Sen. Cory Booker, D-N.J., has an ambitious agenda set for the remainder of the Senate session -- the freshman lawmaker intends to take a selfie with all 99 of his colleagues.
As of this writing, Booker has stood for selfies with Maine's Angus King, Nevada's Dean Heller, Arkansas's John Boozman, Oklahoma's Jim Inhofe, Wisconsin's Tammy Baldwin, Alaska's Lisa Murkowski, Illionis's Dick Durbin, South Dakota's John Thune and Wyoming's Mike Enzi. Booker and Tea Party Republican Rand Paul also snapped a selfie at a Politico event on Wednesday, where the pair touted their joint work on sentencing reform, rendering them the Senate's favorite odd couple.

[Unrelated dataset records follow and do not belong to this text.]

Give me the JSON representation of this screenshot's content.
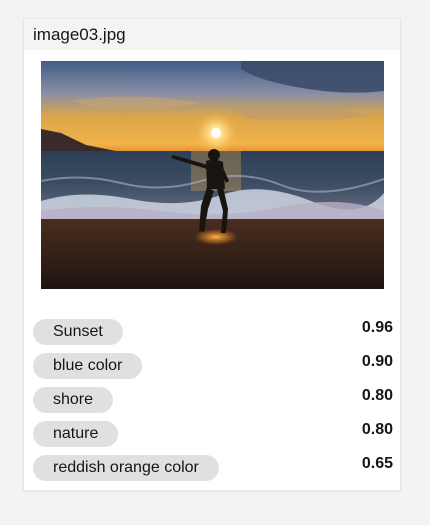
{
  "card": {
    "title": "image03.jpg"
  },
  "photo": {
    "scene": "sunset-beach-photo"
  },
  "tags": [
    {
      "label": "Sunset",
      "score": "0.96"
    },
    {
      "label": "blue color",
      "score": "0.90"
    },
    {
      "label": "shore",
      "score": "0.80"
    },
    {
      "label": "nature",
      "score": "0.80"
    },
    {
      "label": "reddish orange color",
      "score": "0.65"
    }
  ],
  "colors": {
    "pill_bg": "#e0e0e0",
    "header_bg": "#f4f4f4",
    "page_bg": "#f3f3f3"
  }
}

The designation was reinforced by a Twitter rant inspired by Seinfeld's fictitious holiday "Festivus," in which Paul complained Booker did not retweet him enough.
A Rhodes scholar with a J.D. from Yale Law School, Booker maintains an aggressive social media presence, posting regularly to accounts on Twitter and Instagram. His feed presents a tireless stream of optimism and constituent outreach. As mayor of Newark, N.J., Booker regularly took to Twitter to direct message constituents seeking social services from city government, often making his cell phone number available to followers. An analysis of his account conducted by Time found that Booker averages 22 tweets per day (not including retweets and replies) and that 36 percent of his tweets are replies to his followers. Time also noticed Booker has a propensity to tweet at odds hours of the day. An October 2013 tweet sent at 3:15 a.m. earned 250 retweets.
For Booker and other media-savvy politicians, Twitter has been a remarkably effective tool to connect with voters. The platform offers citizens unfiltered access to politicians, otherwise constrained by talking points, consultants and sound bites.
However, the access Twitter offers is not without dangers, as the Washington Examiner's T. Becket Adams demonstrated in a recent post.